Ligaments and Tendon Injury:
Repetitive motions with inadequate recovery periods are the cause of occupational ligament and tendon injuries due to the constant loading and unloading of force with no rest. Loading is the process of physical stresses acting on the body or on anatomical structures within the body.
A ligament injury occurs during the chronic process of loading and unloading, the tissue becomes longer and more fragile and eventually a small amount of force can easily fracture. In addition, cumulative loading can result in a decrease in bone density which increases the vulnerability of a ligament or tendon getting injured. An example of constant loading is by having improper posture for long periods of time which eventually leads to lower back injury.
Stages of Ligament Healing:
- Acute inflammatory phase – The first stage consists of the formation of blood clot within the damaged region.
- Proliferative phase – New blood vessels are formed while fibroblasts are recruited from circulation to produce new collagen.
- Tissue remodeling phase – The third stage starts after 3 weeks of the injury occurrence. During the wound healing process, there is a progressive maturation of collagen fibers in response to loads experienced by the ligaments. If force is applied in the wrong direction, there can be permanent damage of the ligaments.
Resistance training, also known as strength training, is a form of exercise that improves muscular strength and endurance. During a resistance training workout, you move your limbs against resistance provided by your body weight, gravity, bands, weighted bars or dumbbells. Resistance training is recommended to be exercised 2 times in a week.
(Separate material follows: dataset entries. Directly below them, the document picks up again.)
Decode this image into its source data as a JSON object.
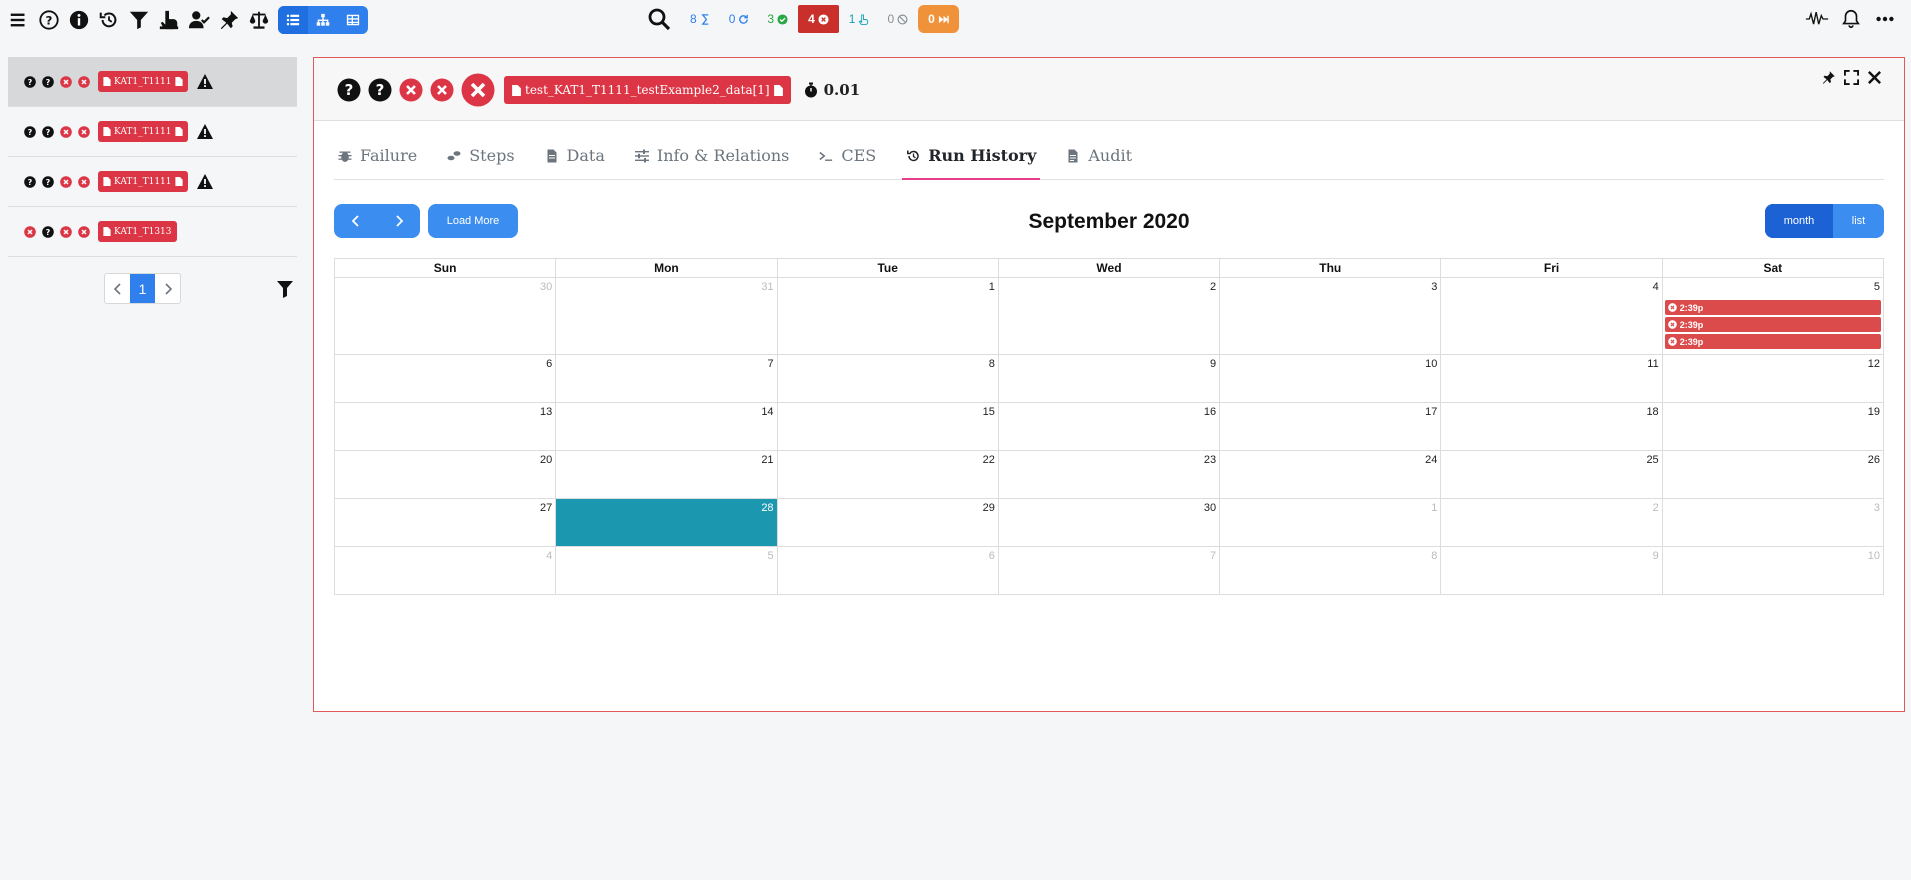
{
  "toolbar": {
    "icons": [
      "menu-icon",
      "help-icon",
      "info-icon",
      "history-icon",
      "filter-icon",
      "hand-point-icon",
      "user-check-icon",
      "pin-icon",
      "balance-scale-icon"
    ],
    "view_modes": [
      "list-view-icon",
      "tree-view-icon",
      "grid-view-icon"
    ]
  },
  "counters": [
    {
      "value": "8",
      "icon": "sum-icon"
    },
    {
      "value": "0",
      "icon": "redo-icon"
    },
    {
      "value": "3",
      "icon": "check-circle-icon"
    },
    {
      "value": "4",
      "icon": "times-circle-icon"
    },
    {
      "value": "1",
      "icon": "hand-point-icon"
    },
    {
      "value": "0",
      "icon": "ban-icon"
    },
    {
      "value": "0",
      "icon": "fast-forward-icon"
    }
  ],
  "right_icons": [
    "wave-icon",
    "bell-icon",
    "ellipsis-icon"
  ],
  "left_list": {
    "items": [
      {
        "label": "KAT1_T1111",
        "warning": true,
        "selected": true
      },
      {
        "label": "KAT1_T1111",
        "warning": true,
        "selected": false
      },
      {
        "label": "KAT1_T1111",
        "warning": true,
        "selected": false
      },
      {
        "label": "KAT1_T1313",
        "warning": false,
        "selected": false
      }
    ],
    "pagination": {
      "current": "1"
    }
  },
  "panel": {
    "test_name": "test_KAT1_T1111_testExample2_data[1]",
    "duration": "0.01",
    "tabs": [
      {
        "label": "Failure",
        "icon": "bug-icon"
      },
      {
        "label": "Steps",
        "icon": "shoe-prints-icon"
      },
      {
        "label": "Data",
        "icon": "file-icon"
      },
      {
        "label": "Info & Relations",
        "icon": "sliders-icon"
      },
      {
        "label": "CES",
        "icon": "terminal-icon"
      },
      {
        "label": "Run History",
        "icon": "history-icon",
        "active": true
      },
      {
        "label": "Audit",
        "icon": "file-alt-icon"
      }
    ]
  },
  "calendar": {
    "title": "September 2020",
    "load_more": "Load More",
    "view_month": "month",
    "view_list": "list",
    "weekdays": [
      "Sun",
      "Mon",
      "Tue",
      "Wed",
      "Thu",
      "Fri",
      "Sat"
    ],
    "weeks": [
      [
        "30",
        "31",
        "1",
        "2",
        "3",
        "4",
        "5"
      ],
      [
        "6",
        "7",
        "8",
        "9",
        "10",
        "11",
        "12"
      ],
      [
        "13",
        "14",
        "15",
        "16",
        "17",
        "18",
        "19"
      ],
      [
        "20",
        "21",
        "22",
        "23",
        "24",
        "25",
        "26"
      ],
      [
        "27",
        "28",
        "29",
        "30",
        "1",
        "2",
        "3"
      ],
      [
        "4",
        "5",
        "6",
        "7",
        "8",
        "9",
        "10"
      ]
    ],
    "today": "28",
    "events": [
      {
        "day": "5",
        "time": "2:39p"
      },
      {
        "day": "5",
        "time": "2:39p"
      },
      {
        "day": "5",
        "time": "2:39p"
      }
    ]
  },
  "colors": {
    "accent": "#2f80ed",
    "danger": "#dc3545",
    "today": "#1b97b0",
    "tab_underline": "#e83e8c"
  }
}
Exercises should be individualized depending on the individual’s knowledge on how to do specific exercises. Kinesiologists specialize in designing exercise programs for patients that need help overcoming chronic injuries and pain.
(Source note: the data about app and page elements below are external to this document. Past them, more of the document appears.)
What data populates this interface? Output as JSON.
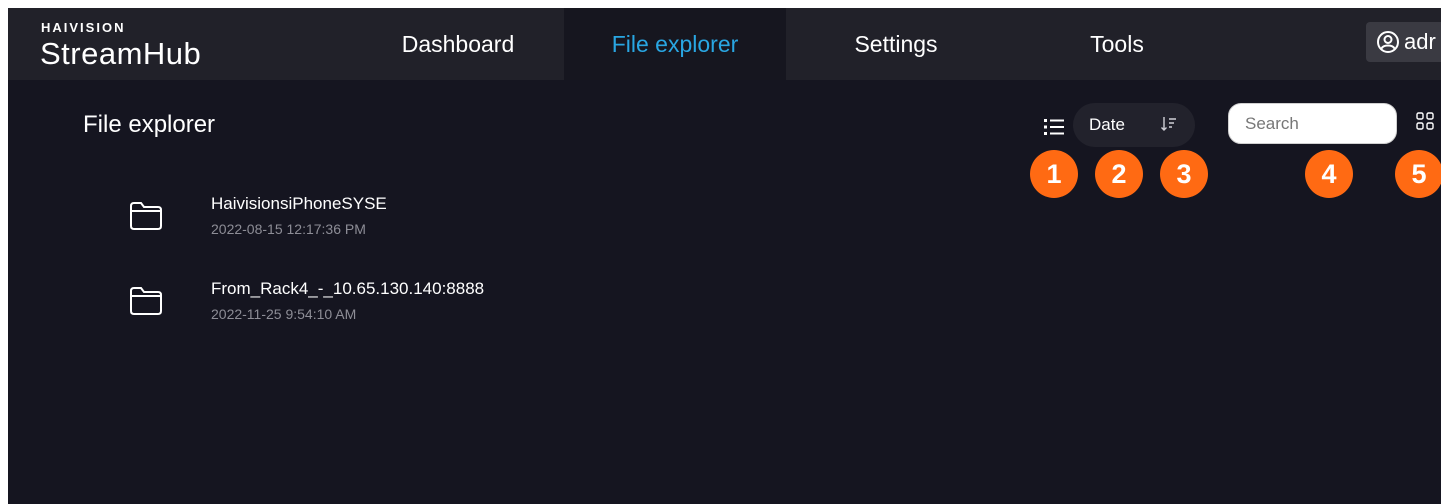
{
  "brand": {
    "company": "HAIVISION",
    "product": "StreamHub"
  },
  "nav": {
    "tabs": [
      {
        "label": "Dashboard",
        "active": false
      },
      {
        "label": "File explorer",
        "active": true
      },
      {
        "label": "Settings",
        "active": false
      },
      {
        "label": "Tools",
        "active": false
      }
    ],
    "user_label": "adr"
  },
  "page": {
    "title": "File explorer"
  },
  "toolbar": {
    "list_view_icon": "list-icon",
    "sort_field": "Date",
    "sort_direction_icon": "sort-descending-icon",
    "search_placeholder": "Search",
    "search_value": "",
    "grid_view_icon": "grid-icon"
  },
  "annotations": [
    "1",
    "2",
    "3",
    "4",
    "5"
  ],
  "files": [
    {
      "name": "HaivisionsiPhoneSYSE",
      "date": "2022-08-15 12:17:36 PM",
      "icon": "folder-icon"
    },
    {
      "name": "From_Rack4_-_10.65.130.140:8888",
      "date": "2022-11-25 9:54:10 AM",
      "icon": "folder-icon"
    }
  ],
  "colors": {
    "accent": "#29a6e2",
    "badge": "#ff6a13",
    "background": "#151520",
    "topbar": "#212129"
  }
}
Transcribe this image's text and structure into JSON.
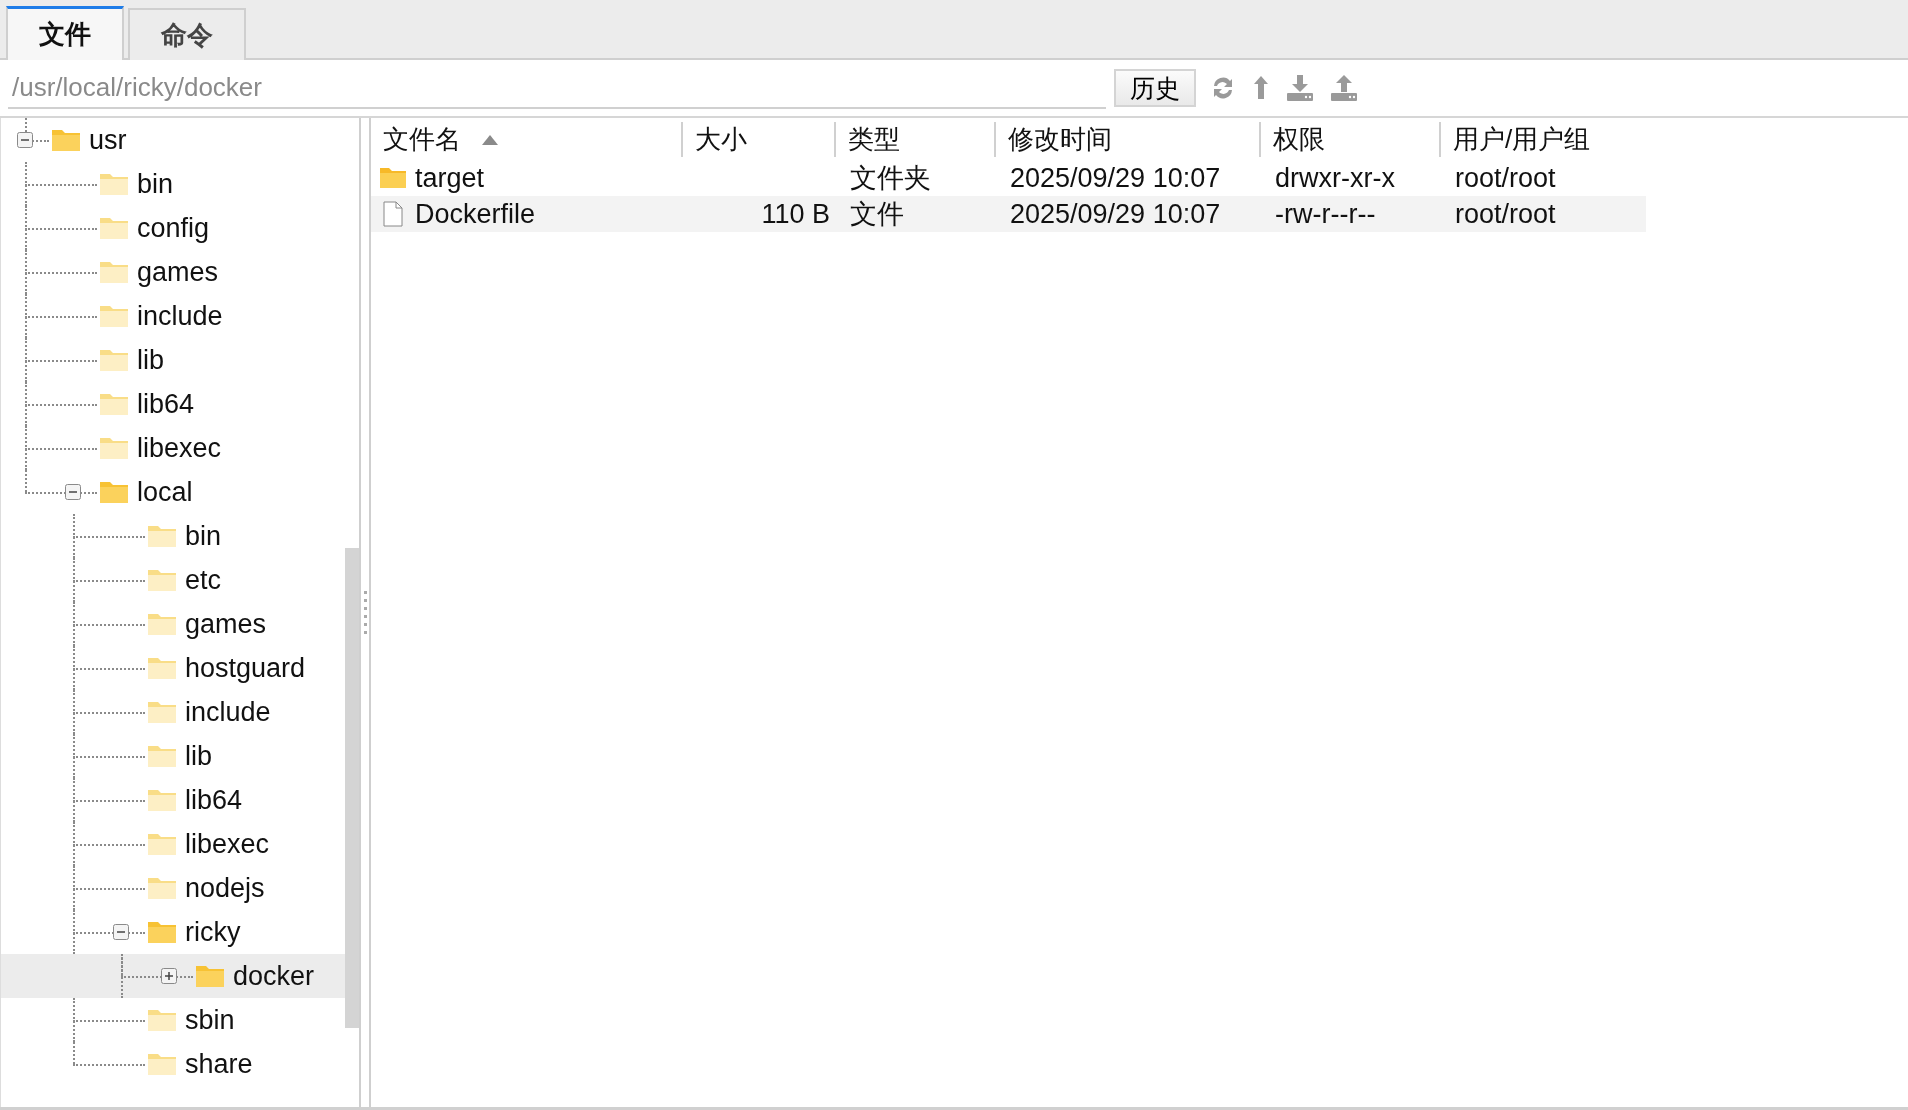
{
  "tabs": [
    {
      "label": "文件",
      "selected": true
    },
    {
      "label": "命令",
      "selected": false
    }
  ],
  "path_bar": {
    "value": "/usr/local/ricky/docker",
    "history_button": "历史"
  },
  "tree": [
    {
      "label": "usr",
      "expanded": true,
      "selected": false,
      "children": [
        {
          "label": "bin",
          "selected": false
        },
        {
          "label": "config",
          "selected": false
        },
        {
          "label": "games",
          "selected": false
        },
        {
          "label": "include",
          "selected": false
        },
        {
          "label": "lib",
          "selected": false
        },
        {
          "label": "lib64",
          "selected": false
        },
        {
          "label": "libexec",
          "selected": false
        },
        {
          "label": "local",
          "expanded": true,
          "selected": false,
          "children": [
            {
              "label": "bin",
              "selected": false
            },
            {
              "label": "etc",
              "selected": false
            },
            {
              "label": "games",
              "selected": false
            },
            {
              "label": "hostguard",
              "selected": false
            },
            {
              "label": "include",
              "selected": false
            },
            {
              "label": "lib",
              "selected": false
            },
            {
              "label": "lib64",
              "selected": false
            },
            {
              "label": "libexec",
              "selected": false
            },
            {
              "label": "nodejs",
              "selected": false
            },
            {
              "label": "ricky",
              "expanded": true,
              "selected": false,
              "children": [
                {
                  "label": "docker",
                  "expanded": false,
                  "selected": true
                }
              ]
            },
            {
              "label": "sbin",
              "selected": false
            },
            {
              "label": "share",
              "selected": false
            }
          ]
        }
      ]
    }
  ],
  "table": {
    "columns": [
      {
        "label": "文件名",
        "sorted": true
      },
      {
        "label": "大小",
        "sorted": false
      },
      {
        "label": "类型",
        "sorted": false
      },
      {
        "label": "修改时间",
        "sorted": false
      },
      {
        "label": "权限",
        "sorted": false
      },
      {
        "label": "用户/用户组",
        "sorted": false
      }
    ],
    "rows": [
      {
        "kind": "folder",
        "selected": false,
        "name": "target",
        "type": "文件夹",
        "modified": "2025/09/29 10:07",
        "permissions": "drwxr-xr-x",
        "owner": "root/root"
      },
      {
        "kind": "file",
        "selected": true,
        "name": "Dockerfile",
        "size": "110 B",
        "type": "文件",
        "modified": "2025/09/29 10:07",
        "permissions": "-rw-r--r--",
        "owner": "root/root"
      }
    ]
  }
}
Types of Resistance Training:
- Calisthenics – Consists of a variety of movements that exercise large muscle groups, including push ups, sit ups, and running
- Weights – Strength training tools such as free weights, machines, kettle-bells, cables/pulleys
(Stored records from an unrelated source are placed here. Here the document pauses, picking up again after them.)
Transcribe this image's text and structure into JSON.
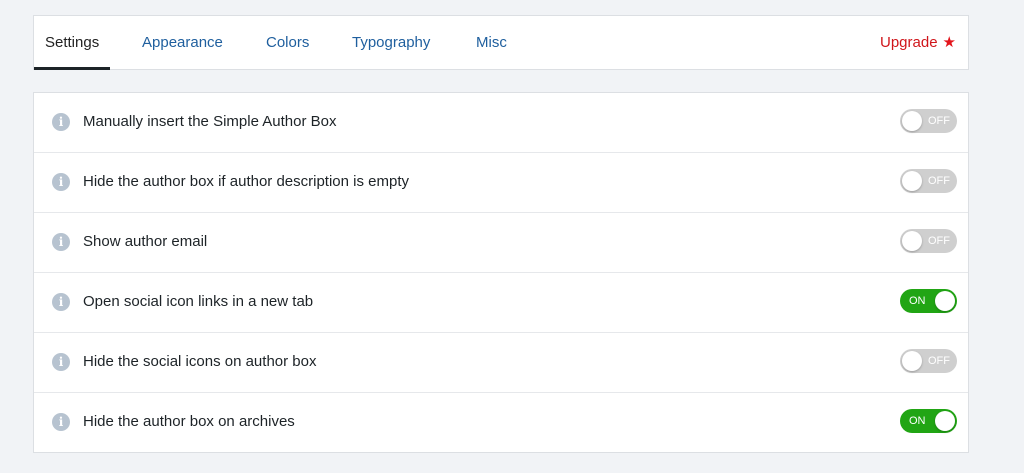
{
  "tabs": [
    {
      "label": "Settings",
      "active": true
    },
    {
      "label": "Appearance",
      "active": false
    },
    {
      "label": "Colors",
      "active": false
    },
    {
      "label": "Typography",
      "active": false
    },
    {
      "label": "Misc",
      "active": false
    }
  ],
  "upgrade": {
    "label": "Upgrade",
    "icon": "star-icon",
    "color": "#d0161b"
  },
  "settings": [
    {
      "label": "Manually insert the Simple Author Box",
      "state": "OFF"
    },
    {
      "label": "Hide the author box if author description is empty",
      "state": "OFF"
    },
    {
      "label": "Show author email",
      "state": "OFF"
    },
    {
      "label": "Open social icon links in a new tab",
      "state": "ON"
    },
    {
      "label": "Hide the social icons on author box",
      "state": "OFF"
    },
    {
      "label": "Hide the author box on archives",
      "state": "ON"
    }
  ],
  "colors": {
    "toggle_on": "#21a514",
    "toggle_off": "#cfcfcf",
    "tab_link": "#1f5f9e"
  }
}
Benefits of Resistance Training:
Resistance training can increase tensile strength of connective tissues – helping to strengthen tendons, muscle, and ligaments. It allows tissue to generate more tension and which makes them more resistant to injury. Strength exercises can contribute to optimal performance in daily activities, as it improves posture, encourages weight loss and maintenance, and lowers injury risk. Strength training also reduces the need to do more cardiovascular activities because it helps control blood sugar.
This type of training can also be extremely beneficial for older adults because it improves mobility and functional independence. Implementing resistance training in your physical activity can help in the long run by delaying bone diseases such as osteoporosis – a condition where bones lose their mineral content/bone density and become more vulnerable to fracture. Bone density is improved when stress is put on bones by doing resistance exercises.
Guidelines for Resistance Training:
- Do exercises that involve all major muscle groups (chest, shoulders, back, hips, abdomen, arms)
- To improve good posture, select exercises that strengthen the trunk (abdomen)
- Never lift heavy weights alone (have a spotter)
- Warm up prior to high intensity exercises
- Use proper lifting techniques to prevent musculoskeletal injuries
- Exercise larger muscle groups before smaller ones (Ex. exercise legs before arms)